Problem statement.
If a line below contains the string "major", return that line.

----------

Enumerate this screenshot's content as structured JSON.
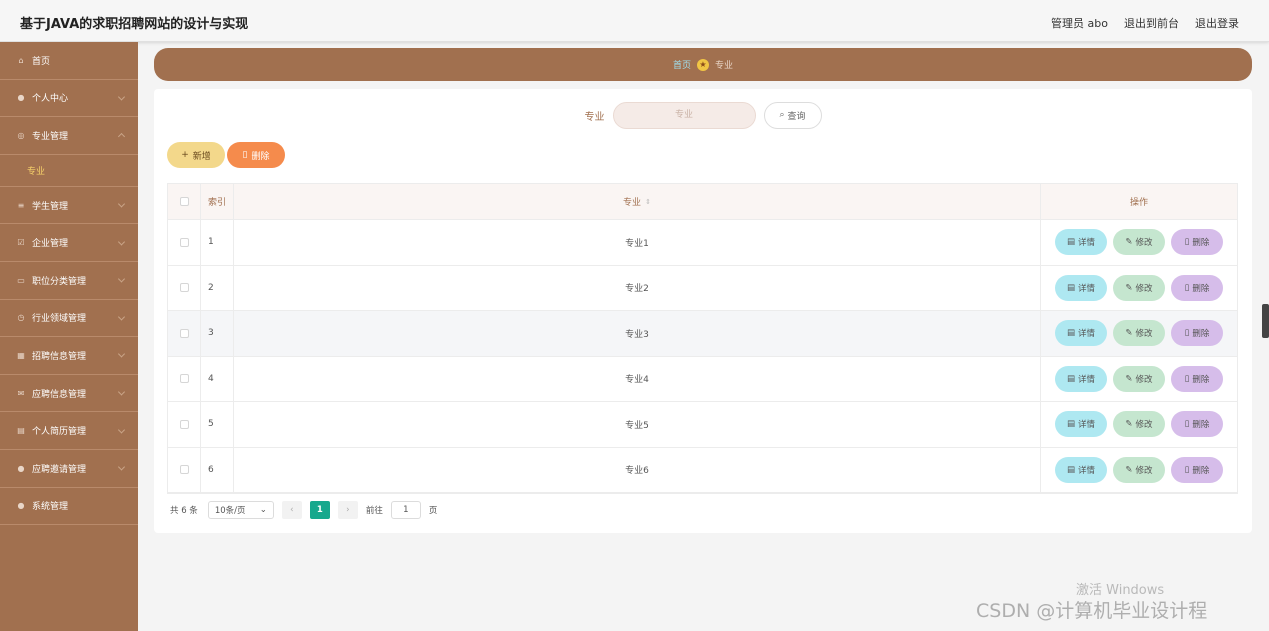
{
  "header": {
    "title": "基于JAVA的求职招聘网站的设计与实现",
    "user": "管理员 abo",
    "to_front": "退出到前台",
    "logout": "退出登录"
  },
  "sidebar": {
    "items": [
      {
        "label": "首页",
        "icon": "home-icon"
      },
      {
        "label": "个人中心",
        "icon": "user-icon"
      },
      {
        "label": "专业管理",
        "icon": "circle-icon",
        "sub": "专业"
      },
      {
        "label": "学生管理",
        "icon": "sliders-icon"
      },
      {
        "label": "企业管理",
        "icon": "checkbox-icon"
      },
      {
        "label": "职位分类管理",
        "icon": "doc-icon"
      },
      {
        "label": "行业领域管理",
        "icon": "clock-icon"
      },
      {
        "label": "招聘信息管理",
        "icon": "bank-icon"
      },
      {
        "label": "应聘信息管理",
        "icon": "mail-icon"
      },
      {
        "label": "个人简历管理",
        "icon": "card-icon"
      },
      {
        "label": "应聘邀请管理",
        "icon": "pin-icon"
      },
      {
        "label": "系统管理",
        "icon": "user-icon"
      }
    ]
  },
  "breadcrumb": {
    "home": "首页",
    "current": "专业"
  },
  "search": {
    "label": "专业",
    "placeholder": "专业",
    "button": "查询"
  },
  "actions": {
    "add": "新增",
    "delete": "删除"
  },
  "table": {
    "headers": {
      "index": "索引",
      "major": "专业",
      "ops": "操作"
    },
    "rows": [
      {
        "index": "1",
        "major": "专业1"
      },
      {
        "index": "2",
        "major": "专业2"
      },
      {
        "index": "3",
        "major": "专业3"
      },
      {
        "index": "4",
        "major": "专业4"
      },
      {
        "index": "5",
        "major": "专业5"
      },
      {
        "index": "6",
        "major": "专业6"
      }
    ],
    "btn_detail": "详情",
    "btn_edit": "修改",
    "btn_delete": "删除"
  },
  "pager": {
    "total": "共 6 条",
    "page_size": "10条/页",
    "current": "1",
    "goto_prefix": "前往",
    "goto_value": "1",
    "goto_suffix": "页"
  },
  "watermark": {
    "line1": "激活 Windows",
    "line2": "CSDN @计算机毕业设计程"
  },
  "colors": {
    "sidebar": "#a1704f",
    "accent": "#17a88d",
    "add": "#f3d88b",
    "delete": "#f58b4c"
  }
}
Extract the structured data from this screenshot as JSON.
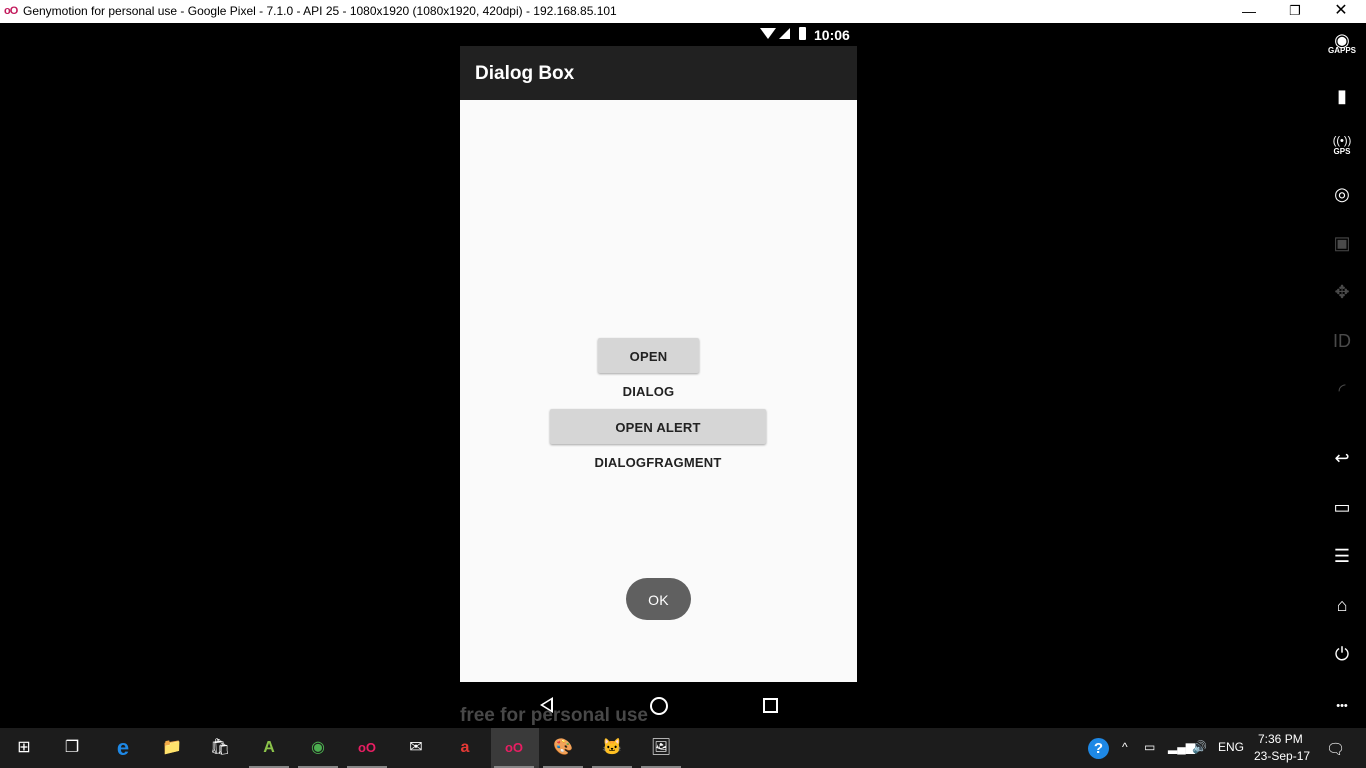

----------

Solution to this problem.
      "major": "专业",
        "major": "专业1"
        "major": "专业2"
        "major": "专业3"
        "major": "专业4"
        "major": "专业5"
        "major": "专业6"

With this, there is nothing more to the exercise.